Excerpted data =>
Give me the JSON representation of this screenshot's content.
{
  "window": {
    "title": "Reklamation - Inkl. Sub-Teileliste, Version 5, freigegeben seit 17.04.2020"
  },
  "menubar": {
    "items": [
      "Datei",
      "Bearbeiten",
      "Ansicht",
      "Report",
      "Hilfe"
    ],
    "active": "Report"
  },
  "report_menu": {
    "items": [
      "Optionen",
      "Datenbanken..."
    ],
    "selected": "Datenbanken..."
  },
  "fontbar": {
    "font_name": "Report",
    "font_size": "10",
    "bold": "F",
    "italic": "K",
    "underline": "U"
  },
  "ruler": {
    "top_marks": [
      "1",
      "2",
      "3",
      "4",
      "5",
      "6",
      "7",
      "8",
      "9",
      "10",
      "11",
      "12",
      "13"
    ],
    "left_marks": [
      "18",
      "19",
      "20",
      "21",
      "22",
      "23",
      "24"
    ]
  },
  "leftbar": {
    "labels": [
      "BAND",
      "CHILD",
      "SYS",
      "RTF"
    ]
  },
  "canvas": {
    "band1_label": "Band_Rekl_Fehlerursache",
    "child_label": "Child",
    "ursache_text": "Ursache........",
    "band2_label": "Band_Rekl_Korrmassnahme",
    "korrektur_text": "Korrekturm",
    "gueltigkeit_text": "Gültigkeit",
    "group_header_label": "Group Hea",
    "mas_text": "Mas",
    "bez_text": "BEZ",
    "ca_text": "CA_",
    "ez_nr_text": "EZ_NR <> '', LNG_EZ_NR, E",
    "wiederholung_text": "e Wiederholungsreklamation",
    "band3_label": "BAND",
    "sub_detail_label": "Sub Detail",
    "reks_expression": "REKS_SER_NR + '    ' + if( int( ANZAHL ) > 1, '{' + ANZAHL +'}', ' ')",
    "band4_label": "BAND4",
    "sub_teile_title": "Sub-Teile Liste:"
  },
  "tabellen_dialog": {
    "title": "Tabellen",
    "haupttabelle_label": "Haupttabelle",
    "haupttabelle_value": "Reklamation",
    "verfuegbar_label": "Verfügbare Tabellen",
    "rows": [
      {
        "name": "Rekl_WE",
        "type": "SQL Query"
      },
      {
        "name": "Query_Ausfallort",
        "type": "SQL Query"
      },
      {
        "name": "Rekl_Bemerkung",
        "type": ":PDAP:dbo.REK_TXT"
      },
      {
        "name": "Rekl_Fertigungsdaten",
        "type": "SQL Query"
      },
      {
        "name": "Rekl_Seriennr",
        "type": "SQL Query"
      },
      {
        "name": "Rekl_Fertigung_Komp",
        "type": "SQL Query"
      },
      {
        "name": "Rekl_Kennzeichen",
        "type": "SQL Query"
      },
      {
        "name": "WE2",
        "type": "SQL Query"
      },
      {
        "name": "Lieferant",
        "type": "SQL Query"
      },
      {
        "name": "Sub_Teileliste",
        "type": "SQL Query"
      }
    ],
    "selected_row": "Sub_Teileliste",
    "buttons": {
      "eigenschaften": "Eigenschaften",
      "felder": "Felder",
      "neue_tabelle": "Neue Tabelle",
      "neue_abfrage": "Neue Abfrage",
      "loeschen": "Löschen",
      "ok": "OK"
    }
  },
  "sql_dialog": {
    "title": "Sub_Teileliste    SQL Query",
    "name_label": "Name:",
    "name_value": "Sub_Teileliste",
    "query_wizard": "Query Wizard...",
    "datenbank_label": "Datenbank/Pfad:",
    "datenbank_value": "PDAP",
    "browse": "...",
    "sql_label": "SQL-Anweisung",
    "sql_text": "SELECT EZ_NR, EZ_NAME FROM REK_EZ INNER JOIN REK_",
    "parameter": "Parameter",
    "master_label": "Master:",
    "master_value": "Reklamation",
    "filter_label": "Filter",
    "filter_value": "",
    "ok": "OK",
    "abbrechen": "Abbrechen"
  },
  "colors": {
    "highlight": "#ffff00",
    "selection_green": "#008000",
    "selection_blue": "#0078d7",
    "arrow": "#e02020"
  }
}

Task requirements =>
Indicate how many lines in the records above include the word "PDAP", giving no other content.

Result for this task =>
2